*** Block opens ***

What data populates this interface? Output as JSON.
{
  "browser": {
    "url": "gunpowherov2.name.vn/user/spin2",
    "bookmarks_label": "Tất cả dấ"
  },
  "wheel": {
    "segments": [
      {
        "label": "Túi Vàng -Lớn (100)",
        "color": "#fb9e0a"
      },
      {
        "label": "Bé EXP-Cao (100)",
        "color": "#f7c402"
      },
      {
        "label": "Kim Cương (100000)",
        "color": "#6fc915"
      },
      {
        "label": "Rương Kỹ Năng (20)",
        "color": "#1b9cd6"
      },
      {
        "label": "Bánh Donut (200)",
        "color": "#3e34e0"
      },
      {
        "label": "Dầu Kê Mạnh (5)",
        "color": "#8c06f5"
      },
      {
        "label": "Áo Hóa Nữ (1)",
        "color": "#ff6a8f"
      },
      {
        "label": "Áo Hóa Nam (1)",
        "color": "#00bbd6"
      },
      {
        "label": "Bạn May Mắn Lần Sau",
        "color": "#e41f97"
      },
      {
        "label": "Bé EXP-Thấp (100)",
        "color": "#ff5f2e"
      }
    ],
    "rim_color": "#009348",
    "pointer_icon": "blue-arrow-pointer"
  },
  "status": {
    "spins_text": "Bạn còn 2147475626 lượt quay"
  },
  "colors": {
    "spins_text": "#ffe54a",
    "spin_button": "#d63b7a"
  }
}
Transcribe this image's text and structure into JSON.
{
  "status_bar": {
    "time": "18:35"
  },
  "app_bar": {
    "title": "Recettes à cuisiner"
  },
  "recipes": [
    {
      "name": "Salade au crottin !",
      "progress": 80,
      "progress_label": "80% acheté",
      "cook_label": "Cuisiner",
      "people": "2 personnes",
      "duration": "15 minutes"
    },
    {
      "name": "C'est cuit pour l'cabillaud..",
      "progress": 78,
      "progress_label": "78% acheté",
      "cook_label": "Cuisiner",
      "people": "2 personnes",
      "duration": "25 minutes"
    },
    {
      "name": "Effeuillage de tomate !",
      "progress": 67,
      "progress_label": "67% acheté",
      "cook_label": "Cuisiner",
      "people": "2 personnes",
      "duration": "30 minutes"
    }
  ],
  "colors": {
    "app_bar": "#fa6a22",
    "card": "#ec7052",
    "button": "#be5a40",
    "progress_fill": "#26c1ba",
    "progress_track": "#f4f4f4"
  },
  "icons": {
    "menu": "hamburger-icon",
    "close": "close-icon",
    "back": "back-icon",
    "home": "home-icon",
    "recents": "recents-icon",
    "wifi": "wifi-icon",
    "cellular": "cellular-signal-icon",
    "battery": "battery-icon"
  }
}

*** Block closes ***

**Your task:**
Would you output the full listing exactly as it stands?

**Solved exercise:**
What data populates this interface? Output as JSON.
{
  "browser": {
    "url": "gunpowherov2.name.vn/user/spin2",
    "bookmarks_label": "Tất cả dấ"
  },
  "wheel": {
    "segments": [
      {
        "label": "Túi Vàng -Lớn (100)",
        "color": "#fb9e0a"
      },
      {
        "label": "Bé EXP-Cao (100)",
        "color": "#f7c402"
      },
      {
        "label": "Kim Cương (100000)",
        "color": "#6fc915"
      },
      {
        "label": "Rương Kỹ Năng (20)",
        "color": "#1b9cd6"
      },
      {
        "label": "Bánh Donut (200)",
        "color": "#3e34e0"
      },
      {
        "label": "Dầu Kê Mạnh (5)",
        "color": "#8c06f5"
      },
      {
        "label": "Áo Hóa Nữ (1)",
        "color": "#ff6a8f"
      },
      {
        "label": "Áo Hóa Nam (1)",
        "color": "#00bbd6"
      },
      {
        "label": "Bạn May Mắn Lần Sau",
        "color": "#e41f97"
      },
      {
        "label": "Bé EXP-Thấp (100)",
        "color": "#ff5f2e"
      }
    ],
    "rim_color": "#009348",
    "pointer_icon": "blue-arrow-pointer"
  },
  "status": {
    "spins_text": "Bạn còn 2147475626 lượt quay"
  },
  "colors": {
    "spins_text": "#ffe54a",
    "spin_button": "#d63b7a"
  }
}
Transcribe this image's text and structure into JSON.
{
  "status_bar": {
    "time": "18:35"
  },
  "app_bar": {
    "title": "Recettes à cuisiner"
  },
  "recipes": [
    {
      "name": "Salade au crottin !",
      "progress": 80,
      "progress_label": "80% acheté",
      "cook_label": "Cuisiner",
      "people": "2 personnes",
      "duration": "15 minutes"
    },
    {
      "name": "C'est cuit pour l'cabillaud..",
      "progress": 78,
      "progress_label": "78% acheté",
      "cook_label": "Cuisiner",
      "people": "2 personnes",
      "duration": "25 minutes"
    },
    {
      "name": "Effeuillage de tomate !",
      "progress": 67,
      "progress_label": "67% acheté",
      "cook_label": "Cuisiner",
      "people": "2 personnes",
      "duration": "30 minutes"
    }
  ],
  "colors": {
    "app_bar": "#fa6a22",
    "card": "#ec7052",
    "button": "#be5a40",
    "progress_fill": "#26c1ba",
    "progress_track": "#f4f4f4"
  },
  "icons": {
    "menu": "hamburger-icon",
    "close": "close-icon",
    "back": "back-icon",
    "home": "home-icon",
    "recents": "recents-icon",
    "wifi": "wifi-icon",
    "cellular": "cellular-signal-icon",
    "battery": "battery-icon"
  }
}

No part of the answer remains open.